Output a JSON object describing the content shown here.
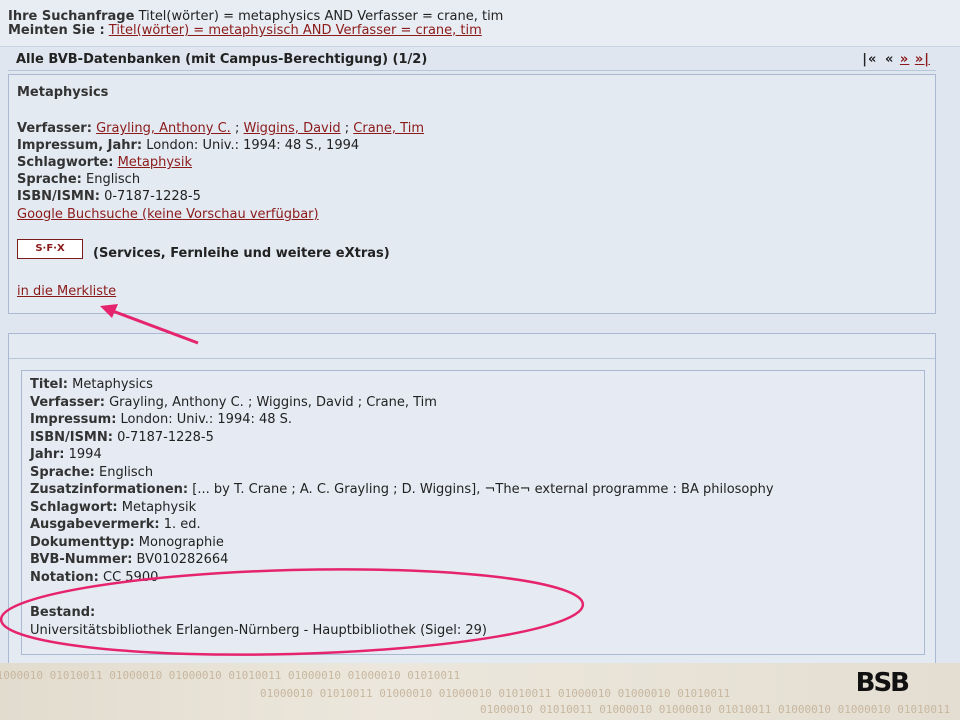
{
  "query": {
    "label1": "Ihre Suchanfrage",
    "text1": "Titel(wörter) = metaphysics AND Verfasser = crane, tim",
    "label2": "Meinten Sie :",
    "suggestion": "Titel(wörter) = metaphysisch AND Verfasser = crane, tim"
  },
  "db": {
    "title": "Alle BVB-Datenbanken (mit Campus-Berechtigung) (1/2)",
    "pager": [
      "|«",
      "«",
      "»",
      "»|"
    ]
  },
  "record1": {
    "title": "Metaphysics",
    "verfasser_label": "Verfasser:",
    "authors": [
      "Grayling, Anthony C.",
      "Wiggins, David",
      "Crane, Tim"
    ],
    "sep": ";",
    "impressum_label": "Impressum, Jahr:",
    "impressum": "London: Univ.: 1994: 48 S., 1994",
    "schlagworte_label": "Schlagworte:",
    "schlagworte": "Metaphysik",
    "sprache_label": "Sprache:",
    "sprache": "Englisch",
    "isbn_label": "ISBN/ISMN:",
    "isbn": "0-7187-1228-5",
    "google": "Google Buchsuche (keine Vorschau verfügbar)",
    "sfx_button": "S·F·X",
    "sfx_text": "(Services, Fernleihe und weitere eXtras)",
    "merkliste": "in die Merkliste"
  },
  "record2": {
    "fields": [
      {
        "label": "Titel:",
        "value": "Metaphysics"
      },
      {
        "label": "Verfasser:",
        "value": "Grayling, Anthony C. ; Wiggins, David ; Crane, Tim"
      },
      {
        "label": "Impressum:",
        "value": "London: Univ.: 1994: 48 S."
      },
      {
        "label": "ISBN/ISMN:",
        "value": "0-7187-1228-5"
      },
      {
        "label": "Jahr:",
        "value": "1994"
      },
      {
        "label": "Sprache:",
        "value": "Englisch"
      },
      {
        "label": "Zusatzinformationen:",
        "value": "[... by T. Crane ; A. C. Grayling ; D. Wiggins], ¬The¬ external programme : BA philosophy"
      },
      {
        "label": "Schlagwort:",
        "value": "Metaphysik"
      },
      {
        "label": "Ausgabevermerk:",
        "value": "1. ed."
      },
      {
        "label": "Dokumenttyp:",
        "value": "Monographie"
      },
      {
        "label": "BVB-Nummer:",
        "value": "BV010282664"
      },
      {
        "label": "Notation:",
        "value": "CC 5900"
      }
    ],
    "bestand_label": "Bestand:",
    "bestand": "Universitätsbibliothek Erlangen-Nürnberg - Hauptbibliothek (Sigel: 29)"
  },
  "footer": {
    "logo": "BSB",
    "binary": "01000010 01010011 01000010 01000010 01010011 01000010 01000010 01010011"
  },
  "colors": {
    "link": "#8b1a1a",
    "annotation": "#e6246e",
    "background": "#dfe6f0"
  }
}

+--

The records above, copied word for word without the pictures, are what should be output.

Expected answer:
Output a JSON object describing the content shown here.
{
  "query": {
    "label1": "Ihre Suchanfrage",
    "text1": "Titel(wörter) = metaphysics AND Verfasser = crane, tim",
    "label2": "Meinten Sie :",
    "suggestion": "Titel(wörter) = metaphysisch AND Verfasser = crane, tim"
  },
  "db": {
    "title": "Alle BVB-Datenbanken (mit Campus-Berechtigung) (1/2)",
    "pager": [
      "|«",
      "«",
      "»",
      "»|"
    ]
  },
  "record1": {
    "title": "Metaphysics",
    "verfasser_label": "Verfasser:",
    "authors": [
      "Grayling, Anthony C.",
      "Wiggins, David",
      "Crane, Tim"
    ],
    "sep": ";",
    "impressum_label": "Impressum, Jahr:",
    "impressum": "London: Univ.: 1994: 48 S., 1994",
    "schlagworte_label": "Schlagworte:",
    "schlagworte": "Metaphysik",
    "sprache_label": "Sprache:",
    "sprache": "Englisch",
    "isbn_label": "ISBN/ISMN:",
    "isbn": "0-7187-1228-5",
    "google": "Google Buchsuche (keine Vorschau verfügbar)",
    "sfx_button": "S·F·X",
    "sfx_text": "(Services, Fernleihe und weitere eXtras)",
    "merkliste": "in die Merkliste"
  },
  "record2": {
    "fields": [
      {
        "label": "Titel:",
        "value": "Metaphysics"
      },
      {
        "label": "Verfasser:",
        "value": "Grayling, Anthony C. ; Wiggins, David ; Crane, Tim"
      },
      {
        "label": "Impressum:",
        "value": "London: Univ.: 1994: 48 S."
      },
      {
        "label": "ISBN/ISMN:",
        "value": "0-7187-1228-5"
      },
      {
        "label": "Jahr:",
        "value": "1994"
      },
      {
        "label": "Sprache:",
        "value": "Englisch"
      },
      {
        "label": "Zusatzinformationen:",
        "value": "[... by T. Crane ; A. C. Grayling ; D. Wiggins], ¬The¬ external programme : BA philosophy"
      },
      {
        "label": "Schlagwort:",
        "value": "Metaphysik"
      },
      {
        "label": "Ausgabevermerk:",
        "value": "1. ed."
      },
      {
        "label": "Dokumenttyp:",
        "value": "Monographie"
      },
      {
        "label": "BVB-Nummer:",
        "value": "BV010282664"
      },
      {
        "label": "Notation:",
        "value": "CC 5900"
      }
    ],
    "bestand_label": "Bestand:",
    "bestand": "Universitätsbibliothek Erlangen-Nürnberg - Hauptbibliothek (Sigel: 29)"
  },
  "footer": {
    "logo": "BSB",
    "binary": "01000010 01010011 01000010 01000010 01010011 01000010 01000010 01010011"
  },
  "colors": {
    "link": "#8b1a1a",
    "annotation": "#e6246e",
    "background": "#dfe6f0"
  }
}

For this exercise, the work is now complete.